Exercise:
Scan the material below and report how many lines include the string "logo"; nothing else belongs in the reply.

Source material:
################

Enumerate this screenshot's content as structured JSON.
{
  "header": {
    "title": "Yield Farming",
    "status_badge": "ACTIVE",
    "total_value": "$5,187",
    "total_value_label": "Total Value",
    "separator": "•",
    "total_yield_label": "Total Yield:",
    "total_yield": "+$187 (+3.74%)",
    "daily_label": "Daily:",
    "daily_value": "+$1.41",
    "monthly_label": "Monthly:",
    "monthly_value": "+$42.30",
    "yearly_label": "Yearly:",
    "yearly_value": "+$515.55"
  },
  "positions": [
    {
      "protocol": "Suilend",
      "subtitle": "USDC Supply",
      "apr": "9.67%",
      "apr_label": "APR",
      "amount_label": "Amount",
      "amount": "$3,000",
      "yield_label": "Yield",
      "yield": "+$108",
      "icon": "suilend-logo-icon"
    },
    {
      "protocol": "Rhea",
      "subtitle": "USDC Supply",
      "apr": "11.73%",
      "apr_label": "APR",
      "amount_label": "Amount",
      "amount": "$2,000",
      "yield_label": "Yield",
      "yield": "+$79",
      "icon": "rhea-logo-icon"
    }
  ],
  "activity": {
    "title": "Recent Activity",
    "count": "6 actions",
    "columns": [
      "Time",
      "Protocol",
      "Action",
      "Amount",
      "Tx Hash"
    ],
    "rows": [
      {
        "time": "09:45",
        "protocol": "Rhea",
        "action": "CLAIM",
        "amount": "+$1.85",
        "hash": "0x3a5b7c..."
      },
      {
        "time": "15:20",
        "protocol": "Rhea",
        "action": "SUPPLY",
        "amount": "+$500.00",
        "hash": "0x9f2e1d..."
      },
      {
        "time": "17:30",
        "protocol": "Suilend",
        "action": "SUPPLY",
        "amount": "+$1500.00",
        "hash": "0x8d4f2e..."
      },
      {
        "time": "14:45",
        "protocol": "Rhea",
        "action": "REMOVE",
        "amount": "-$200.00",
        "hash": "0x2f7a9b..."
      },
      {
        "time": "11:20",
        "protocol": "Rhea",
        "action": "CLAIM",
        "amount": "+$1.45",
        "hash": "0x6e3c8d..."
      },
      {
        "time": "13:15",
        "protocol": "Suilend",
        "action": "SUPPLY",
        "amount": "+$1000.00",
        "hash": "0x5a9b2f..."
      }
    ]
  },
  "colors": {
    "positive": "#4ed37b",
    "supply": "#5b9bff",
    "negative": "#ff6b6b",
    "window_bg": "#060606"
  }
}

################

Written solution:
2